Your answer should be the records, copied exactly, with the pictures removed.

START DATA EXTRACT

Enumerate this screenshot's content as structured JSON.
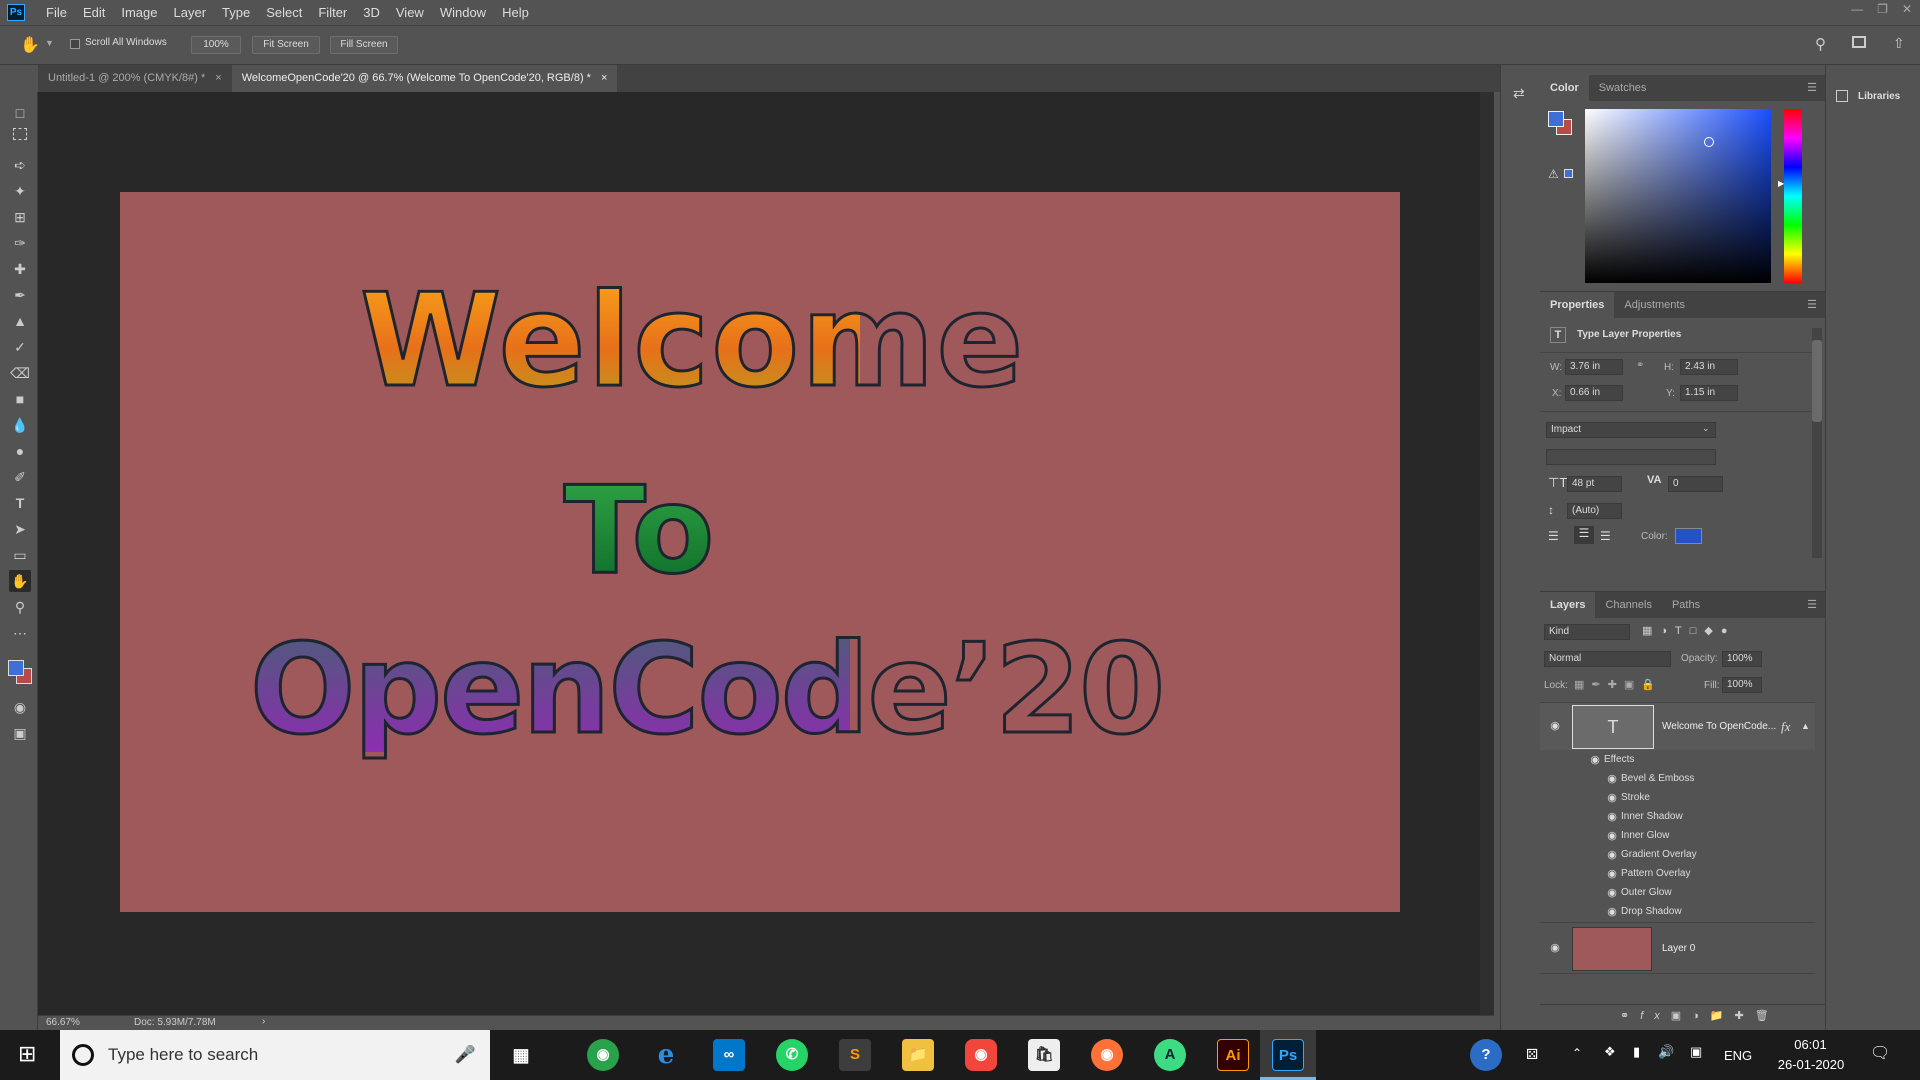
{
  "app": {
    "logo": "Ps"
  },
  "menu": [
    "File",
    "Edit",
    "Image",
    "Layer",
    "Type",
    "Select",
    "Filter",
    "3D",
    "View",
    "Window",
    "Help"
  ],
  "options": {
    "scroll_all": "Scroll All Windows",
    "zoom_btn": "100%",
    "fit_btn": "Fit Screen",
    "fill_btn": "Fill Screen"
  },
  "tabs": [
    {
      "label": "Untitled-1 @ 200% (CMYK/8#) *",
      "close": "×"
    },
    {
      "label": "WelcomeOpenCode'20 @ 66.7% (Welcome To OpenCode'20, RGB/8) *",
      "close": "×"
    }
  ],
  "canvas": {
    "line1": "Welcome",
    "line2": "To",
    "line3": "OpenCode’20",
    "bg_color": "#a0595a"
  },
  "status": {
    "zoom": "66.67%",
    "doc": "Doc: 5.93M/7.78M"
  },
  "color_panel": {
    "tab_color": "Color",
    "tab_swatches": "Swatches",
    "fg": "#3d6fd6",
    "bg": "#b84a4a"
  },
  "properties": {
    "tab_properties": "Properties",
    "tab_adjustments": "Adjustments",
    "title": "Type Layer Properties",
    "w_label": "W:",
    "w": "3.76 in",
    "h_label": "H:",
    "h": "2.43 in",
    "x_label": "X:",
    "x": "0.66 in",
    "y_label": "Y:",
    "y": "1.15 in",
    "font": "Impact",
    "size": "48 pt",
    "tracking": "0",
    "leading": "(Auto)",
    "color_label": "Color:",
    "text_color": "#2353c6"
  },
  "layers": {
    "tab_layers": "Layers",
    "tab_channels": "Channels",
    "tab_paths": "Paths",
    "filter": "Kind",
    "blend": "Normal",
    "opacity_label": "Opacity:",
    "opacity": "100%",
    "lock_label": "Lock:",
    "fill_label": "Fill:",
    "fill": "100%",
    "text_layer": "Welcome To OpenCode...",
    "fx": "fx",
    "effects_label": "Effects",
    "effects": [
      "Bevel & Emboss",
      "Stroke",
      "Inner Shadow",
      "Inner Glow",
      "Gradient Overlay",
      "Pattern Overlay",
      "Outer Glow",
      "Drop Shadow"
    ],
    "layer0": "Layer 0"
  },
  "libraries": {
    "label": "Libraries"
  },
  "taskbar": {
    "search_placeholder": "Type here to search",
    "lang": "ENG",
    "time": "06:01",
    "date": "26-01-2020"
  }
}
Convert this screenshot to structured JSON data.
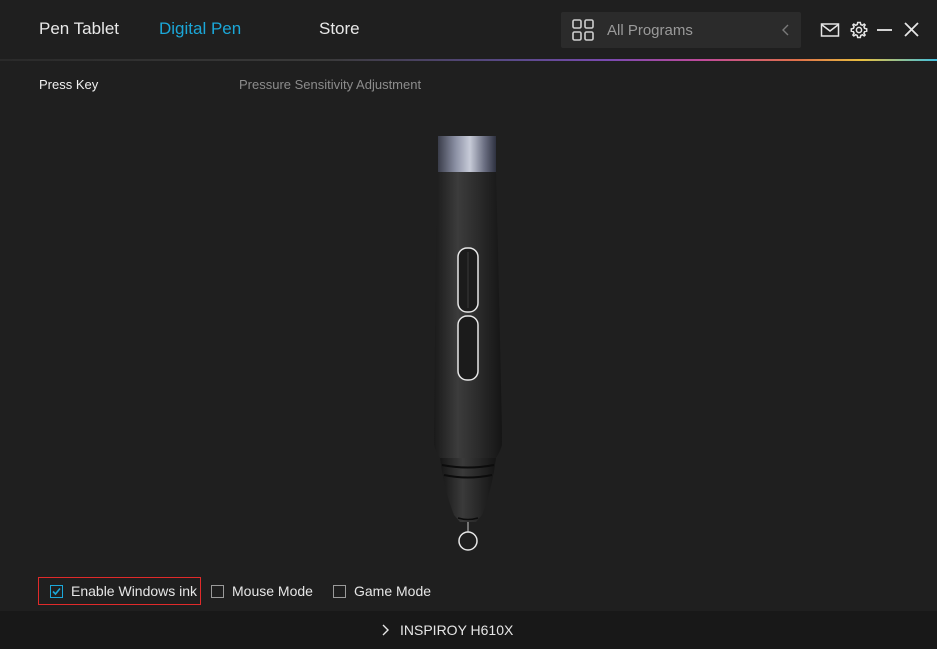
{
  "header": {
    "tabs": [
      {
        "label": "Pen Tablet",
        "active": false
      },
      {
        "label": "Digital Pen",
        "active": true
      },
      {
        "label": "Store",
        "active": false
      }
    ],
    "program_selector": {
      "label": "All Programs",
      "icon": "grid-icon"
    },
    "icons": [
      "mail-icon",
      "gear-icon",
      "minimize-icon",
      "close-icon"
    ]
  },
  "subtabs": [
    {
      "label": "Press Key",
      "active": true
    },
    {
      "label": "Pressure Sensitivity Adjustment",
      "active": false
    }
  ],
  "options": [
    {
      "label": "Enable Windows ink",
      "checked": true
    },
    {
      "label": "Mouse Mode",
      "checked": false
    },
    {
      "label": "Game Mode",
      "checked": false
    }
  ],
  "footer": {
    "device_name": "INSPIROY H610X"
  },
  "colors": {
    "background": "#1f1f1f",
    "accent": "#1ba7d8",
    "highlight_border": "#e02a2a",
    "footer_background": "#181818"
  }
}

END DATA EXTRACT

### EXERCISE OUTPUT
Enumerate this screenshot's content as structured JSON.
{
  "app": {
    "logo": "Ps"
  },
  "menu": [
    "File",
    "Edit",
    "Image",
    "Layer",
    "Type",
    "Select",
    "Filter",
    "3D",
    "View",
    "Window",
    "Help"
  ],
  "options": {
    "scroll_all": "Scroll All Windows",
    "zoom_btn": "100%",
    "fit_btn": "Fit Screen",
    "fill_btn": "Fill Screen"
  },
  "tabs": [
    {
      "label": "Untitled-1 @ 200% (CMYK/8#) *",
      "close": "×"
    },
    {
      "label": "WelcomeOpenCode'20 @ 66.7% (Welcome To OpenCode'20, RGB/8) *",
      "close": "×"
    }
  ],
  "canvas": {
    "line1": "Welcome",
    "line2": "To",
    "line3": "OpenCode’20",
    "bg_color": "#a0595a"
  },
  "status": {
    "zoom": "66.67%",
    "doc": "Doc: 5.93M/7.78M"
  },
  "color_panel": {
    "tab_color": "Color",
    "tab_swatches": "Swatches",
    "fg": "#3d6fd6",
    "bg": "#b84a4a"
  },
  "properties": {
    "tab_properties": "Properties",
    "tab_adjustments": "Adjustments",
    "title": "Type Layer Properties",
    "w_label": "W:",
    "w": "3.76 in",
    "h_label": "H:",
    "h": "2.43 in",
    "x_label": "X:",
    "x": "0.66 in",
    "y_label": "Y:",
    "y": "1.15 in",
    "font": "Impact",
    "size": "48 pt",
    "tracking": "0",
    "leading": "(Auto)",
    "color_label": "Color:",
    "text_color": "#2353c6"
  },
  "layers": {
    "tab_layers": "Layers",
    "tab_channels": "Channels",
    "tab_paths": "Paths",
    "filter": "Kind",
    "blend": "Normal",
    "opacity_label": "Opacity:",
    "opacity": "100%",
    "lock_label": "Lock:",
    "fill_label": "Fill:",
    "fill": "100%",
    "text_layer": "Welcome To OpenCode...",
    "fx": "fx",
    "effects_label": "Effects",
    "effects": [
      "Bevel & Emboss",
      "Stroke",
      "Inner Shadow",
      "Inner Glow",
      "Gradient Overlay",
      "Pattern Overlay",
      "Outer Glow",
      "Drop Shadow"
    ],
    "layer0": "Layer 0"
  },
  "libraries": {
    "label": "Libraries"
  },
  "taskbar": {
    "search_placeholder": "Type here to search",
    "lang": "ENG",
    "time": "06:01",
    "date": "26-01-2020"
  }
}
Convert this screenshot to structured JSON data.
{
  "header": {
    "tabs": [
      {
        "label": "Pen Tablet",
        "active": false
      },
      {
        "label": "Digital Pen",
        "active": true
      },
      {
        "label": "Store",
        "active": false
      }
    ],
    "program_selector": {
      "label": "All Programs",
      "icon": "grid-icon"
    },
    "icons": [
      "mail-icon",
      "gear-icon",
      "minimize-icon",
      "close-icon"
    ]
  },
  "subtabs": [
    {
      "label": "Press Key",
      "active": true
    },
    {
      "label": "Pressure Sensitivity Adjustment",
      "active": false
    }
  ],
  "options": [
    {
      "label": "Enable Windows ink",
      "checked": true
    },
    {
      "label": "Mouse Mode",
      "checked": false
    },
    {
      "label": "Game Mode",
      "checked": false
    }
  ],
  "footer": {
    "device_name": "INSPIROY H610X"
  },
  "colors": {
    "background": "#1f1f1f",
    "accent": "#1ba7d8",
    "highlight_border": "#e02a2a",
    "footer_background": "#181818"
  }
}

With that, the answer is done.